Burundians are likely to cheer en masse on Saturday when native son Venuste Niyongabo toes the line for the 1,500 meters, in which he is the most formidable threat to Algeria's Noureddine Morceli. Niyongabo, like all of Burundi's Olympians, is of Tutsi descent, a member of the elite ruling class. Kwizera, however, feels that the Burundian team in Atlanta is representing both ethnic groups. "We are here running under one flag," he says. "If Niyongabo wins a medal, great. But the biggest victory was to give the Olympics to Burundi, to give young people something to build toward."
Kwizera likes to think that unification under the Olympic banner is a step toward peace in his fractious land. It is an ambitious notion, but Kwizera has proved a resolute man. And his surname, in his native tongue of Kirundi, means hope.
When you're a spokesman for Atlanta's beleaguered Olympic organizing committee, you're always on the lookout for good news. At a press conference held about 12 hours after the Centennial Park bombing, press chief Bob Brennan put a smiley face on the morning's news from venues: "Scalpers were well represented. Seventeen-dollar handball tickets were selling for $75."

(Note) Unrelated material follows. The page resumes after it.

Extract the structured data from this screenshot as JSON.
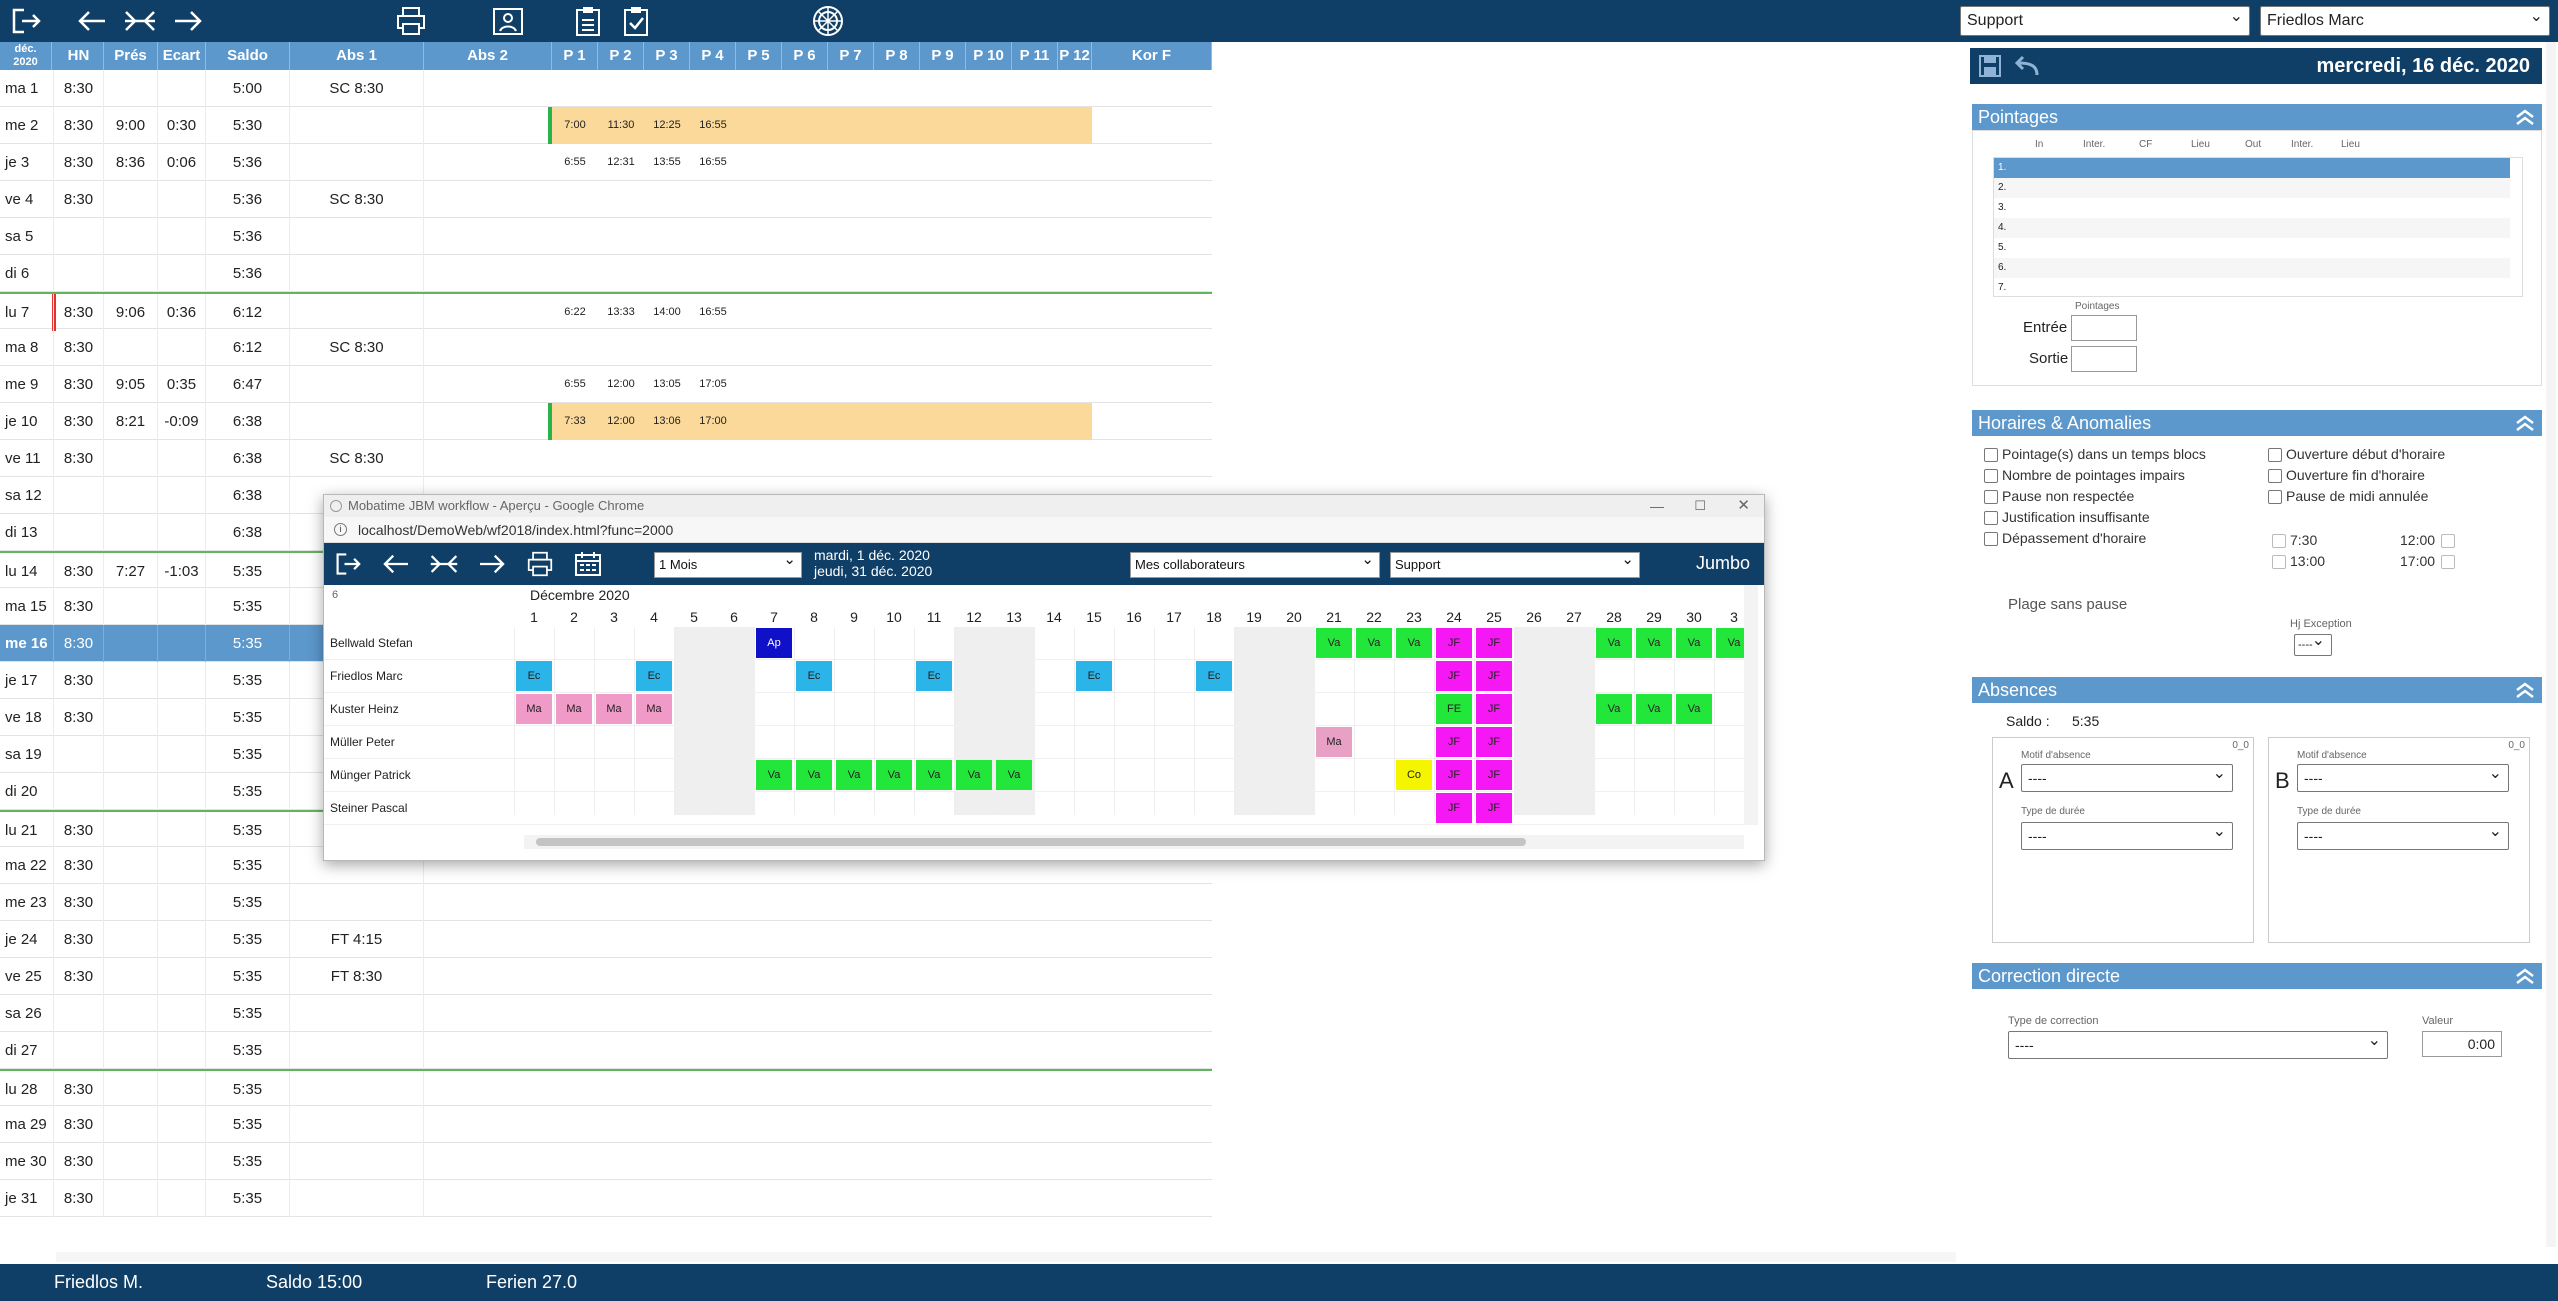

NFL Hits Irvin Too Lightly
Just to review: On the night of March 3 Michael Irvin was caught in a Dallas hotel room with 60 grams of cocaine, about three ounces of marijuana, two topless dancers and an array of sex toys; he pleaded no contest to a felony charge of cocaine possession; he and several of his party-boy teammates were found to have frequented the infamous White House, rented by several Dallas Cowboys players and used as a haven for extramarital liaisons; he flouted the law in Texas by ignoring a grand jury summons until the Dallas County DA threatened to arrest him; and he shrugged off inquiries by NFL officials about the incident, defiantly proclaiming that he "definitely" didn't have a substance abuse problem.
How did NFL commissioner Paul Tagliabue react last week? He put on kid gloves and slapped Irvin's wrist. Tagliabue's penalty—the wide receiver-miscreant will miss the first five games of this season and will therefore lose more than $500,000 of his salary—is a joke, albeit a humorless one. The suspension is just one week longer than the NFL's minimum punishment for any drug-related violation of the law. And Irvin will hardly feel the loss of pay, given his annual salary of $1.7 million.
Tagliabue had all the ammunition he needed to send the message that behavior such as Irvin's will not be tolerated, but he didn't do it. The NFL's drug policy, Tagliabue said with his decision, has no teeth. Tacitly he was saying, Violate the rules by getting caught with hard drugs, and the worst that will happen is you'll read a long-winded letter from me, pee in a bottle on a regular basis and sit out a few weeks. A groin pull might be worse. And head-in-the-sand attitudes such as the one expressed by Irvin's thickheaded teammate Nate Newton will go on: "[Irvin] shouldn't have been suspended. It's not like he murdered anyone or anything."